*PROBLEM DESCRIPTION:* Wherever the word "JSON" occurs in the listing, copy the whole line.

*INFORMATION SHOWN:*

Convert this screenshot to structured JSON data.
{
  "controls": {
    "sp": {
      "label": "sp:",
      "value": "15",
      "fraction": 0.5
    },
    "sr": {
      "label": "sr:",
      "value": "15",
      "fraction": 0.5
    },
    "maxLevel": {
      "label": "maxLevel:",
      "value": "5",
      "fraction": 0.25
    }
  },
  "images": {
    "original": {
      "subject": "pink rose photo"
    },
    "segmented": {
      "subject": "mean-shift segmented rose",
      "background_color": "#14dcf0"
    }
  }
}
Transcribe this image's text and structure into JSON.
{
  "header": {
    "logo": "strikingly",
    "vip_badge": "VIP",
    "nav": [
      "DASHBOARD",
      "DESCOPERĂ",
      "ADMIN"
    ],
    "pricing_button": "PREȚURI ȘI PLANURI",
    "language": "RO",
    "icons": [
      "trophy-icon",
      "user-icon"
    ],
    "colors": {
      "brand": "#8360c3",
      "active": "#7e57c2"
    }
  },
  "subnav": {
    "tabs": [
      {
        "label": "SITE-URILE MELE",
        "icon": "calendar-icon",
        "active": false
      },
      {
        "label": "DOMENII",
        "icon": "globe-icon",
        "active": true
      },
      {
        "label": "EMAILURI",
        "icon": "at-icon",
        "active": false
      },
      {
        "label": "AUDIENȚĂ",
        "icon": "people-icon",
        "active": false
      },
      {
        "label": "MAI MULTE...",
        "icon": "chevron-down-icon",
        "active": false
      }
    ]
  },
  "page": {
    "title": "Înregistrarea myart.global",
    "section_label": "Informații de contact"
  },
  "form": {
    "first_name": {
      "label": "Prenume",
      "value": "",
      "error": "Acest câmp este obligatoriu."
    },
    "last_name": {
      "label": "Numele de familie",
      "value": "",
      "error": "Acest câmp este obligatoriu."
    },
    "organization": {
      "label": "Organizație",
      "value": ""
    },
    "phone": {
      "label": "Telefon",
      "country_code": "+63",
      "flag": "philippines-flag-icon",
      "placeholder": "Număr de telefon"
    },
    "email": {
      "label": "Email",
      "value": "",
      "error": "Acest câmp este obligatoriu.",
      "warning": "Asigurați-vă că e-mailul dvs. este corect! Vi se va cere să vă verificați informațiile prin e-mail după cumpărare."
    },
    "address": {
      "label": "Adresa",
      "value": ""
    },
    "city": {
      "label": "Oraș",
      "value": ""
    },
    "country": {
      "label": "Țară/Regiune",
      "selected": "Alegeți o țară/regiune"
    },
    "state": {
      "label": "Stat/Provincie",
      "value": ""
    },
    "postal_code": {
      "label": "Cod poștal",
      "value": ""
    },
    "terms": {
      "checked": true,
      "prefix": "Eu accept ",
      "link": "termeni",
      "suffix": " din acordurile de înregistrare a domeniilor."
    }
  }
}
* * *
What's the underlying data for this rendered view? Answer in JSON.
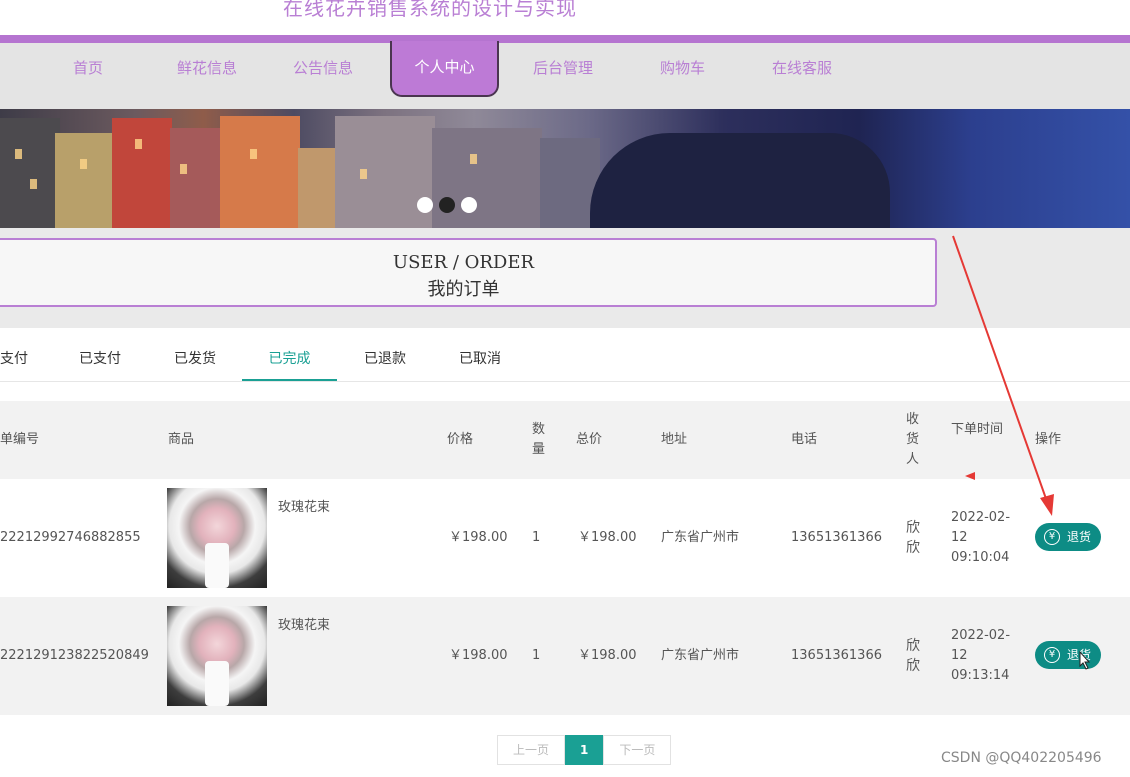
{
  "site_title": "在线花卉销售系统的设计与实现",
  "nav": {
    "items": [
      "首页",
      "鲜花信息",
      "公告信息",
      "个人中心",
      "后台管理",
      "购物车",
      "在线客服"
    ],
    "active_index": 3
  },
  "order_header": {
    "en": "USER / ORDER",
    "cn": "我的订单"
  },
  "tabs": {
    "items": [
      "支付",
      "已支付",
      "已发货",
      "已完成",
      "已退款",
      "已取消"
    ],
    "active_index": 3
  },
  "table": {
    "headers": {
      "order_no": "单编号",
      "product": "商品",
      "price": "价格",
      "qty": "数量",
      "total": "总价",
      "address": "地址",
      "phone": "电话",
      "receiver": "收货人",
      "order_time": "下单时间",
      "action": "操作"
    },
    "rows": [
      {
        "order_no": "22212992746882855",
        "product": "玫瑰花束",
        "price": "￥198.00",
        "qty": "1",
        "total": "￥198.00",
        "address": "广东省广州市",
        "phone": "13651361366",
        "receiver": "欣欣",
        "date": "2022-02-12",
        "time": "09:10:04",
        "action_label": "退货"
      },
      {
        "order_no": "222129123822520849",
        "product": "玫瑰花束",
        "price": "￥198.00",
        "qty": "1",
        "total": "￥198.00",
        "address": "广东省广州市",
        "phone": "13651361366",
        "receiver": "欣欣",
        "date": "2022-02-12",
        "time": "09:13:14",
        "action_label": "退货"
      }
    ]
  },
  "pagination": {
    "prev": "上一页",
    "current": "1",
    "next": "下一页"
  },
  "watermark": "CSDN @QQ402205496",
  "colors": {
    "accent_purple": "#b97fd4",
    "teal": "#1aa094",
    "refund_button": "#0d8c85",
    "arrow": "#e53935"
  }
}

*RESULT OF THIS EXERCISE:*
Convert this screenshot to structured JSON data.
Transcribe this image's text and structure into JSON.
What's the underlying data for this rendered view? Answer in JSON.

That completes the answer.